What needs to be done
The expected output is every entry, copied exactly.

[Element data from apps and pages]
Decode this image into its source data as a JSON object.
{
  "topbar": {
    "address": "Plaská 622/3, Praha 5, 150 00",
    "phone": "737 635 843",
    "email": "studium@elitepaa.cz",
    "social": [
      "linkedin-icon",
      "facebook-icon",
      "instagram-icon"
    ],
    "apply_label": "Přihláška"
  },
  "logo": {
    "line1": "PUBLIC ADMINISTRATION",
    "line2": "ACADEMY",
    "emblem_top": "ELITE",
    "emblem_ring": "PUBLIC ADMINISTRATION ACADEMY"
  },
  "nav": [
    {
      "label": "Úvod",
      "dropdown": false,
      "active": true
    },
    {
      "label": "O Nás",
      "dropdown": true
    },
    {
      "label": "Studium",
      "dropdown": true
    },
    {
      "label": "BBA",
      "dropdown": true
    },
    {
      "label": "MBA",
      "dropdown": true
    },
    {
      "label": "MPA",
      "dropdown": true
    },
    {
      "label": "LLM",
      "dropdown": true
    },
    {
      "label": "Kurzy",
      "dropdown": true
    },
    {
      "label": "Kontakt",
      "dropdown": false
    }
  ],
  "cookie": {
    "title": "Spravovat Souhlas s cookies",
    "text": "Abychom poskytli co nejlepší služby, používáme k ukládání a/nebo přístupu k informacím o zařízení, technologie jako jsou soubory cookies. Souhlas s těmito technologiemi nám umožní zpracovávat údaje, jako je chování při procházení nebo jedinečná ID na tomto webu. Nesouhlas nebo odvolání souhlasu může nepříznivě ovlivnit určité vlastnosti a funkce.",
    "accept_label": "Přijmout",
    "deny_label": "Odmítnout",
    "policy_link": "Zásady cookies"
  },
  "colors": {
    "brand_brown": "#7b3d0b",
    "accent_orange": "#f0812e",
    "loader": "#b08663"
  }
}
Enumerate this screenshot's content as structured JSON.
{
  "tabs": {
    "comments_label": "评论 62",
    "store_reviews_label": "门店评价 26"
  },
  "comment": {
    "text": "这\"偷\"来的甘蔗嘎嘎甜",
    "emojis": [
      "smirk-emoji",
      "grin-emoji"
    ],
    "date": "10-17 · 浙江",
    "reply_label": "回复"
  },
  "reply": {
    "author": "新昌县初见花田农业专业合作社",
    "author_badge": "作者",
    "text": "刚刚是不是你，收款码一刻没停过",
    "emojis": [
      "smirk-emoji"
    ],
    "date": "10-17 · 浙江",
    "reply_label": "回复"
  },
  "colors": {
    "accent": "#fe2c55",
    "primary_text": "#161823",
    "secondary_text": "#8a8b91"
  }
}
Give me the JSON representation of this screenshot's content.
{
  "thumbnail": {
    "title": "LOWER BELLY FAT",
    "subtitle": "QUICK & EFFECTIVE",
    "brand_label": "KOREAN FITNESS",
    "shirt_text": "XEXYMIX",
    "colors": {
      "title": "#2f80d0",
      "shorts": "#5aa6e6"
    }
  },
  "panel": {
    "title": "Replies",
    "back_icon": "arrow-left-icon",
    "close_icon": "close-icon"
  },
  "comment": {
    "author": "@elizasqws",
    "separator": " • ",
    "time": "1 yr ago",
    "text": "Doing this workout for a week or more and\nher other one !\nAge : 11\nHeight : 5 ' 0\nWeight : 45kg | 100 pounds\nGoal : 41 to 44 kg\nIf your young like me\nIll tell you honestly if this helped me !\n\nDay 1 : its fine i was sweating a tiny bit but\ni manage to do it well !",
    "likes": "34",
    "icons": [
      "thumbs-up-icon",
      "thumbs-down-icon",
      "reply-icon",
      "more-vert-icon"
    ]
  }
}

Result of the task
Decode this image into its source data as a JSON object.
{
  "topbar": {
    "address": "Plaská 622/3, Praha 5, 150 00",
    "phone": "737 635 843",
    "email": "studium@elitepaa.cz",
    "social": [
      "linkedin-icon",
      "facebook-icon",
      "instagram-icon"
    ],
    "apply_label": "Přihláška"
  },
  "logo": {
    "line1": "PUBLIC ADMINISTRATION",
    "line2": "ACADEMY",
    "emblem_top": "ELITE",
    "emblem_ring": "PUBLIC ADMINISTRATION ACADEMY"
  },
  "nav": [
    {
      "label": "Úvod",
      "dropdown": false,
      "active": true
    },
    {
      "label": "O Nás",
      "dropdown": true
    },
    {
      "label": "Studium",
      "dropdown": true
    },
    {
      "label": "BBA",
      "dropdown": true
    },
    {
      "label": "MBA",
      "dropdown": true
    },
    {
      "label": "MPA",
      "dropdown": true
    },
    {
      "label": "LLM",
      "dropdown": true
    },
    {
      "label": "Kurzy",
      "dropdown": true
    },
    {
      "label": "Kontakt",
      "dropdown": false
    }
  ],
  "cookie": {
    "title": "Spravovat Souhlas s cookies",
    "text": "Abychom poskytli co nejlepší služby, používáme k ukládání a/nebo přístupu k informacím o zařízení, technologie jako jsou soubory cookies. Souhlas s těmito technologiemi nám umožní zpracovávat údaje, jako je chování při procházení nebo jedinečná ID na tomto webu. Nesouhlas nebo odvolání souhlasu může nepříznivě ovlivnit určité vlastnosti a funkce.",
    "accept_label": "Přijmout",
    "deny_label": "Odmítnout",
    "policy_link": "Zásady cookies"
  },
  "colors": {
    "brand_brown": "#7b3d0b",
    "accent_orange": "#f0812e",
    "loader": "#b08663"
  }
}
Enumerate this screenshot's content as structured JSON.
{
  "tabs": {
    "comments_label": "评论 62",
    "store_reviews_label": "门店评价 26"
  },
  "comment": {
    "text": "这\"偷\"来的甘蔗嘎嘎甜",
    "emojis": [
      "smirk-emoji",
      "grin-emoji"
    ],
    "date": "10-17 · 浙江",
    "reply_label": "回复"
  },
  "reply": {
    "author": "新昌县初见花田农业专业合作社",
    "author_badge": "作者",
    "text": "刚刚是不是你，收款码一刻没停过",
    "emojis": [
      "smirk-emoji"
    ],
    "date": "10-17 · 浙江",
    "reply_label": "回复"
  },
  "colors": {
    "accent": "#fe2c55",
    "primary_text": "#161823",
    "secondary_text": "#8a8b91"
  }
}
Give me the JSON representation of this screenshot's content.
{
  "thumbnail": {
    "title": "LOWER BELLY FAT",
    "subtitle": "QUICK & EFFECTIVE",
    "brand_label": "KOREAN FITNESS",
    "shirt_text": "XEXYMIX",
    "colors": {
      "title": "#2f80d0",
      "shorts": "#5aa6e6"
    }
  },
  "panel": {
    "title": "Replies",
    "back_icon": "arrow-left-icon",
    "close_icon": "close-icon"
  },
  "comment": {
    "author": "@elizasqws",
    "separator": " • ",
    "time": "1 yr ago",
    "text": "Doing this workout for a week or more and\nher other one !\nAge : 11\nHeight : 5 ' 0\nWeight : 45kg | 100 pounds\nGoal : 41 to 44 kg\nIf your young like me\nIll tell you honestly if this helped me !\n\nDay 1 : its fine i was sweating a tiny bit but\ni manage to do it well !",
    "likes": "34",
    "icons": [
      "thumbs-up-icon",
      "thumbs-down-icon",
      "reply-icon",
      "more-vert-icon"
    ]
  }
}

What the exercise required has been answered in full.